Below, let’s review the product life cycle — from learning about what it is, what the stages are, and looking at real-life examples.
The development stage of the product life cycle is the research phase before a product is introduced to the marketplace. This is when companies bring in investors, develop prototypes, test product effectiveness, and strategize their launch. Due to the nature of this stage, companies spend a lot of money without bringing in any revenue because the product isn’t being sold yet.
This stage can last for a long time, depending on the complexity of the product, how new it is, and the competition. For a completely new product, the development stage is hard because the first pioneer of a product is usually not as successful as later iterations.
The introduction stage is when a product is first launched in the marketplace. This is when marketing teams begin building product awareness and reaching out to potential customers. Typically, when a product is introduced, sales are low and demand builds slowly.
Usually, this phase is focused on advertising and marketing campaigns. Companies build their brand, work on testing distribution channels, and try to educate potential customers about the product. If those tactics are successful, the product goes into the next stage — growth.
During the growth stage, consumers have accepted the product in the market and customers are beginning to truly buy-in. That means demand and profits are growing, hopefully at a steadily rapid pace.
The growth stage is when the market for the product is expanding and competition begins developing. Potential competitors see success and want in. During this phase, marketing campaigns often shift from getting customers to buy-in to the product to establishing a brand presence so consumers choose them over developing competitors.
Additionally, as companies grow, they’ll begin to open new distributions channels and add more features and support services.
The maturity stage is when the sales begin to level off from the rapid growth period. At this point, companies begin to reduce their prices so they can stay competitive amongst growing competition.
This is the phase where a company begins to become more efficient and learns from the mistakes made in the introduction and growth stages. Marketing campaigns are typically focused on differentiation rather than awareness. This means that product features might be enhanced, prices might be lowered, and distribution becomes more intensive.
During the maturity stage, products begin to enter the most profitable stage.
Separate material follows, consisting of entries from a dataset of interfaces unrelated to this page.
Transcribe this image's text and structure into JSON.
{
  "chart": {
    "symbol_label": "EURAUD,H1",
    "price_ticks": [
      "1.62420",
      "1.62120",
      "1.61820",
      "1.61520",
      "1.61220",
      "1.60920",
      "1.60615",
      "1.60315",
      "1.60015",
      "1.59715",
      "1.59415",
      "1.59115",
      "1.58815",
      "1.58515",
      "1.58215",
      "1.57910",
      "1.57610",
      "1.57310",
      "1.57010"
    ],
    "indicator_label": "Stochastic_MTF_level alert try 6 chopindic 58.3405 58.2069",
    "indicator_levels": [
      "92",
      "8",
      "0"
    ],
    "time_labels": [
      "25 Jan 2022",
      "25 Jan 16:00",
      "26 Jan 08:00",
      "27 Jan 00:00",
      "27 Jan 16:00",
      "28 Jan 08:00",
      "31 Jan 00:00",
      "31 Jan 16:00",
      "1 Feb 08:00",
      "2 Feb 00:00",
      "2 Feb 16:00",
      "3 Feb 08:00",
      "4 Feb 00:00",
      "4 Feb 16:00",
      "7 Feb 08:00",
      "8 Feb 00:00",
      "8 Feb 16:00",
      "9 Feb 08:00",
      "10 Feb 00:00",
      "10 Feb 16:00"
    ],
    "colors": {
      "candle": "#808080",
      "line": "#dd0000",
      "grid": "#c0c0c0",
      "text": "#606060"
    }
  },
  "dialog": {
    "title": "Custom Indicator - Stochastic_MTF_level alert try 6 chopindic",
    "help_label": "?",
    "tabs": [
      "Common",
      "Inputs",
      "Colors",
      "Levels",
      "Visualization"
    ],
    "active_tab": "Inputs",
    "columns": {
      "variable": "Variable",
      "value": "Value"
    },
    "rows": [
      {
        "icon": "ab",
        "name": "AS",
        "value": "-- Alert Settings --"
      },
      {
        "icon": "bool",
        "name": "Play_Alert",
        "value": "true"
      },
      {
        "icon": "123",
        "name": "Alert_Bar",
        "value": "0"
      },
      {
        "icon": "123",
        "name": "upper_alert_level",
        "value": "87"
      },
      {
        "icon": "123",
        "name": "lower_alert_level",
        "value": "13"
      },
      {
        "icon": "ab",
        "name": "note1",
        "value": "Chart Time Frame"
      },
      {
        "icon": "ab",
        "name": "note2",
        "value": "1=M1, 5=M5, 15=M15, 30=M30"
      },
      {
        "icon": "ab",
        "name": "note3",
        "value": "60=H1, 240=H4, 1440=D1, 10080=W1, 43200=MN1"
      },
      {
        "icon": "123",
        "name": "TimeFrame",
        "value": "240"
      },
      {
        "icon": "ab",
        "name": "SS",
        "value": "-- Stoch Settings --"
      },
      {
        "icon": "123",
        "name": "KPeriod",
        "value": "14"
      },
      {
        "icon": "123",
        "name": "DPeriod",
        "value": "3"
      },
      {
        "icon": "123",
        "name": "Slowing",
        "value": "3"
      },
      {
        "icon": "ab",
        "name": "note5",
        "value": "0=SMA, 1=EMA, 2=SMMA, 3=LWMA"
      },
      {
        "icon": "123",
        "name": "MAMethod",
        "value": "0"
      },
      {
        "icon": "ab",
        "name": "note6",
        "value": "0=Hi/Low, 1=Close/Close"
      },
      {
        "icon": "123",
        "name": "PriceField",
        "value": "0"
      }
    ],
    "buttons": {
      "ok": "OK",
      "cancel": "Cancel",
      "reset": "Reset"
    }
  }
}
The cost of production declines while the sales are increasing.
During the product saturation stage, competitors have begun to take a portion of the market and products will experience neither growth nor decline in sales.
Typically, this is the point when most consumers are using a product, but there are many competing companies. At this point, you want your product to become the brand preference so you don’t start to enter the decline stage.
Again, marketers need to focus on differentiation in features, brand awareness, price, and customer service. The competition reaches its apex at this stage.
Unfortunately, if your product doesn’t become the preferred brand in a marketplace, you’ll typically experience a decline. Sales will decrease during the heightened competition and are hard to overcome.
Additionally, consumers might lose interest in your product as time goes on, just like the CD example I mentioned earlier.
If a company is at this stage, they’ll either discontinue their product, sell their company, or innovate and iterate on their product in some way.
To extend the product life cycle, successful companies can implement new advertising strategies, reduce their price, add new features to their increase value proposition, explore new markets, or adjust brand packaging.
The best companies will usually have products at several points in the product life cycle at any given time.
Example of a Product Life Cycle
Similar to the CD example above, let’s follow the product life cycle of the typewriter:
- Development: Before the first commercial typewriter was introduced to the market, the overall idea had been developed for centuries, beginning in 1575.
- Introduction: In the late 1800s, the first commercial typewriters were introduced.
- Growth: The typewriter became a quickly indispensable tool for all forms of writing, becoming widely used in offices, businesses, and private homes.
- Maturity: Typewriters were in the maturity phase for nearly 80 years, because this was the preferred product for typing communications up until the 1980s.
- Saturation: During the saturation stage, typewriters began to face fierce competition with computers in the 1990s.
- Decline: Overall, the typewriter couldn’t withstand the competition of new emerging technologies and eventually the product was discontinued.
However, not all products need to face the decline stage. Companies can extend the product life cycle with new iterations and stay afloat as long as they have several products at various points of the product life cycle.
Whether you’re developing a brand new product or working with a mature, well-established brand, you can use the product life cycle stages as a guide for your marketing campaigns.